These contain less than 12 mg of caffeine per 8-fl oz serving, and many natural herbal teas that are caffeine-free contain no traceable amount of caffeine.

Many teas have zero to trace amounts of caffeine. A person can usually find a decaffeinated version of their favorite black, green, or white tea, including Earl Grey tea, but many herbal teas are naturally caffeine-free. Healthy caffeine-free teas with notable health benefits include the below.

Rooibos tea

This tea contains no caffeine. Research on animals suggests that rooibos supplements may help protect the liver from oxidative stress and may help lower blood pressure.

Hibiscus tea

Research suggests that hibiscus leaf extracts may offer antitumoral and antioxidant properties and may promote cardiovascular health and healthy blood pressure.

Chamomile tea

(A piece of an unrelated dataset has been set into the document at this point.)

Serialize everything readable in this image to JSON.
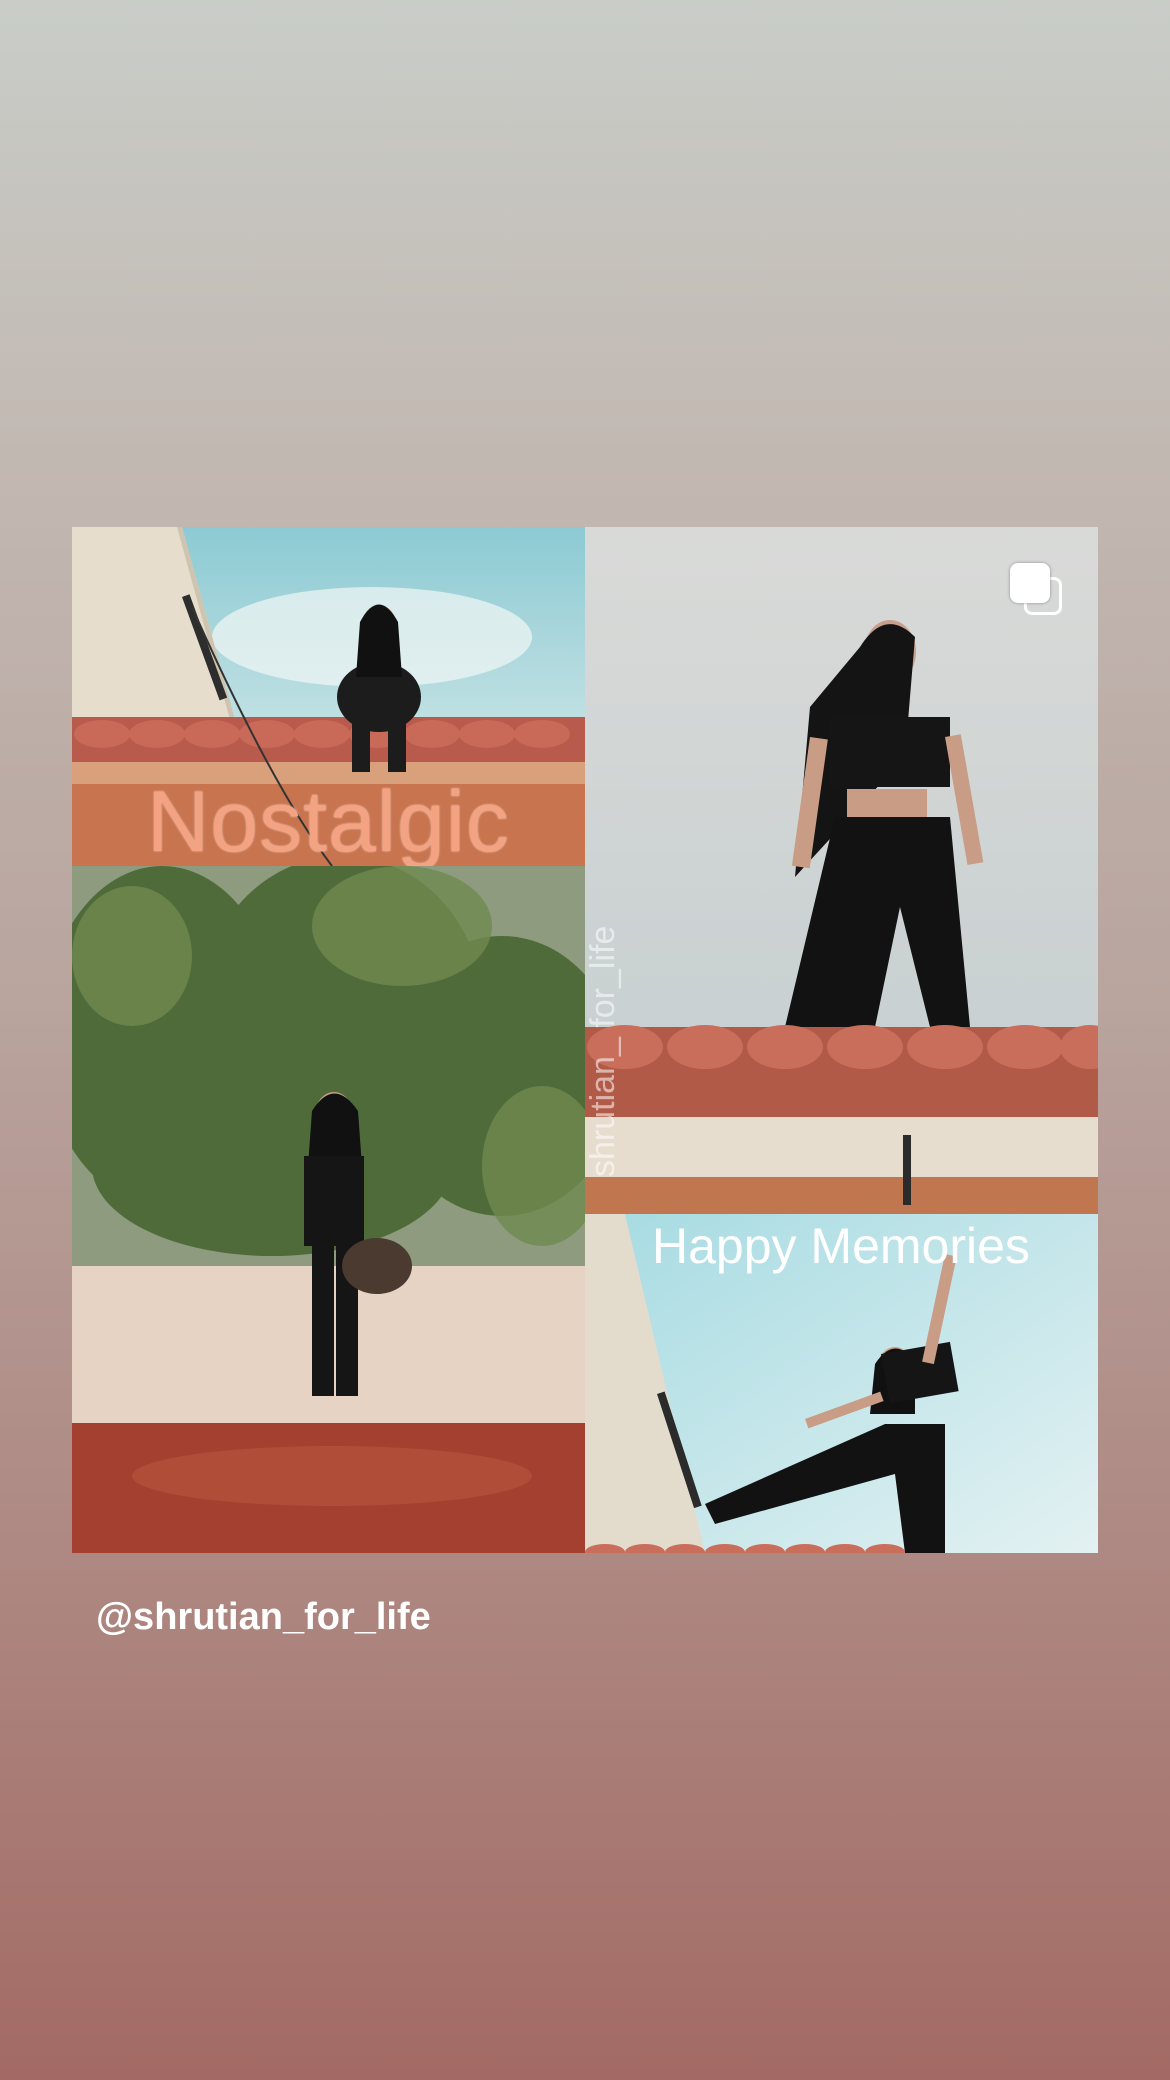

Chamomile tea may help improve sleep in people who experience insomnia. It may also lower cholesterol, improve cardiovascular health, and provide antioxidant protection.

Turmeric tea

Research states that curcumin, which is in turmeric and gives it its distinct yellow color, improves immune function with antioxidant, anti-inflammatory, antiviral, and antibacterial properties.

Consuming too much caffeine can cause health problems. The Food and Drug Administration (FDA) has cited 400 milligrams — about 4 or 5 cups of coffee — as the maximum recommended amount per day. However, consuming more than this has links to dangerous, negative effects, including:

Some people should avoid or limit their intake of caffeine, including individuals who:

Learn more about the potential risks and dangers of caffeine consumption.

The most caffeinated teas include black, oolong, green, and white teas. These all have potential health benefits, as they contain antioxidants, polyphenols, flavonoids, flavonols, and other health-promoting compounds.

Health benefits of tea include:

  • cardiovascular health due to lower cholesterol
  • weight loss
  • antioxidant protection
  • protection from the effects of harmful UV rays
  • reduced inflammation

If a person wishes to avoid caffeine, which may overstimulate or interact with certain health conditions, decaffeinated varieties of popular teas are usually available. Some teas, including many herbal teas, are naturally caffeine-free. Healthy caffeine-free teas with health benefits include rooibos, hibiscus, and chamomile tea.